Suicide is self-expression
- Sep 26, 2019
- 234d 8h 58m
JFL this just shows how common fragile feminity is. Men don’t seem to care about feeling tall or masculine or dominant in a relationship. These women all say a bunch of benevolently sexist shit like “I wanna feel protected” or they say they wanna feel small and feminine or still wanna be shorter even when wearing heels (like as if you wear them all the time)
Several studies (e.g., Courtiol et al., 2010; Salska et al., 2008; Swami et al., 2008) have found that taller women are more likely to relax the requirement that the man be taller than her. Tall women do not necessarily say they would accept a male shorter than them, but they are more likely to say it would be acceptable for the male to be of the same height. For short men, they are more likely than tall men to say they would be willing to date women who are their height or even slightly taller.
Our analysis of the answers students provided in the open-ended questions confirmed these assertions. Immediately we saw gender differences in the importance of height for a potential dating partner. For example, it is worth noting that in all the themes documented in Table 2 our female respondents always, although not always significantly, mentioned the concerns of
a particular theme more than men. This can be a proxy for the reality that discussing the height of potential dates is more important to women than it is to men. Nevertheless there are other critical gender differences that should be noted. When asked about why they had minimum height requirements for who they are willing to date, women discussed several issues connected with a traditional gender expectation for men. For example, these young women discussed looking to taller men to feel protected or secure:
. . . height factors into security for me. When a man is taller I feel more protected and secure. (5 feet 4 inches “Other race”2 woman)
Although I am short, I am not attracted to short men.

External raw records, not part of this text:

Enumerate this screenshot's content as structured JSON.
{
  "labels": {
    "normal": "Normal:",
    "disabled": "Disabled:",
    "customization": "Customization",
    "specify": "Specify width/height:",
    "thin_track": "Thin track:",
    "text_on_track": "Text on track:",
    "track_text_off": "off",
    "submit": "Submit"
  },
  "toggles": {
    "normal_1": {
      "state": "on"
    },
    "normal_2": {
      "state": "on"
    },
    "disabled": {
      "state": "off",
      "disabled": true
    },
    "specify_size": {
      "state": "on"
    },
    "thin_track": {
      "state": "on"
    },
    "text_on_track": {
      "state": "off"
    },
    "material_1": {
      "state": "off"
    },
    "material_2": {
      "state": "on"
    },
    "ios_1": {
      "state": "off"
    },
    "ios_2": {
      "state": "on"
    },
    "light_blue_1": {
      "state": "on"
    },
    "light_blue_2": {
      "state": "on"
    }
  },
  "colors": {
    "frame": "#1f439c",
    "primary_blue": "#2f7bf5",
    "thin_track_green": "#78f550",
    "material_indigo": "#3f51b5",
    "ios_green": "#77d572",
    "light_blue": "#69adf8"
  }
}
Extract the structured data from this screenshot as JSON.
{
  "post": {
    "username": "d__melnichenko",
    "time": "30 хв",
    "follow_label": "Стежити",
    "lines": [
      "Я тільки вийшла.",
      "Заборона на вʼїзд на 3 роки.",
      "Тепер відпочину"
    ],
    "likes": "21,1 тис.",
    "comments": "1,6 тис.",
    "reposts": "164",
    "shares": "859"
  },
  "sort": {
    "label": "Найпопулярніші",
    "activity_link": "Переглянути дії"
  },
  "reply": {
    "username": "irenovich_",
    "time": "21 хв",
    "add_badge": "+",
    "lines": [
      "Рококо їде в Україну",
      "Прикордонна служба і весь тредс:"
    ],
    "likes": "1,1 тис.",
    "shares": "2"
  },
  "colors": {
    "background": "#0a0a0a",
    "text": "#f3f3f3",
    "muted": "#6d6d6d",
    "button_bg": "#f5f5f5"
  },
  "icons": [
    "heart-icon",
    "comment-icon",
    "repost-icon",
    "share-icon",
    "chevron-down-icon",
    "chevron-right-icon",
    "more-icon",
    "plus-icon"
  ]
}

I could meet the most attractive man, but if he is not at least 5′ 7, I am not interested. Tall men represent protection. I feel safe for some reason. (5 feet 1 inches White woman)
In Table 2, we find that nearly a fourth of the women discussed the desire for protection or security in at least one of their answers whereas barely any men discussed issues of protection or security. It is a clear gender difference in the data. The desire to look up or down into a date’s eyes was not as great of a gender difference. But when our female respondents discussed this theme, it was generally the desire to look into a taller man’s eyes that they wanted. In a sense they desired to “look up” to their date:
As the girl I like to feel delicate and secure at the same time. Something just feels weird in thinking about looking “down” into my man’s eyes. There is also something to be said about being able to wear shoes with high heels and still being shorter. I also want to be able to hug him with my arms reaching up and around his neck. (5 feet 3 inches White woman)
It’s always been my personal preference to be able to look up into a guy’s eyes instead seeing him face to face. (5 feet 5 inches “Other race” woman)
This need to feel the man is taller may be tied to another characteristic that came out of our data. Some of the women sometimes felt the need to feel small compared with her partner in order to feel more “feminine.” For exam- ple, one respondent (5 feet inches Hispanic woman) noted that “... if a guy is too short or shorter than me, it makes me feel less feminine.” The average male is biologically taller and larger than the average female so it is not sur- prising that the females in our sample expected to date taller, larger men. However, the desire to date taller men to gain a perception of femininity seems a social, rather than biological, construct indicating the beliefs our society places on the male-taller norm.
@ThoughtfulCel @-BrettyBoy-Our sample of college-attending women wanted tall men for a variety of reasons, but some of those reasons tend to indicate preference for tradi- tional gender expectations. As such, it was notable that about 10% of the women wanted a taller date so that they would feel comfortable wearing high heel shoes. Such shoes are clearly a measure of meeting gender norms as only women are expected to wear such shoes. Images of men as strong protectors that women can look up to even in their heels clearly comport with traditional Western gender images. High heels are not used as a height equalizer with men, but as a social marker of feminine attractiveness. Given this social expectation, the young women in our sample often noted the need to find a man taller than them even when wearing high heels. It was clear in the minds of many female respondents that the height of a man helped her to engage in her traditional gender role. In fact a small percent- age of women overtly stated that being with a taller man made them feel more feminine. “I hate to rule it out, but I feel as if dating a much shorter man would make me feel large and unfeminine” (5 feet 7 inches White woman). Thus, many of the reasons women provided for desiring a taller mate can be tied to a desire to adhere to traditional gender roles. They also gave reasons consistent with evolutionary biology, such as expressing that taller men made them feel more secure and protected, both common responses.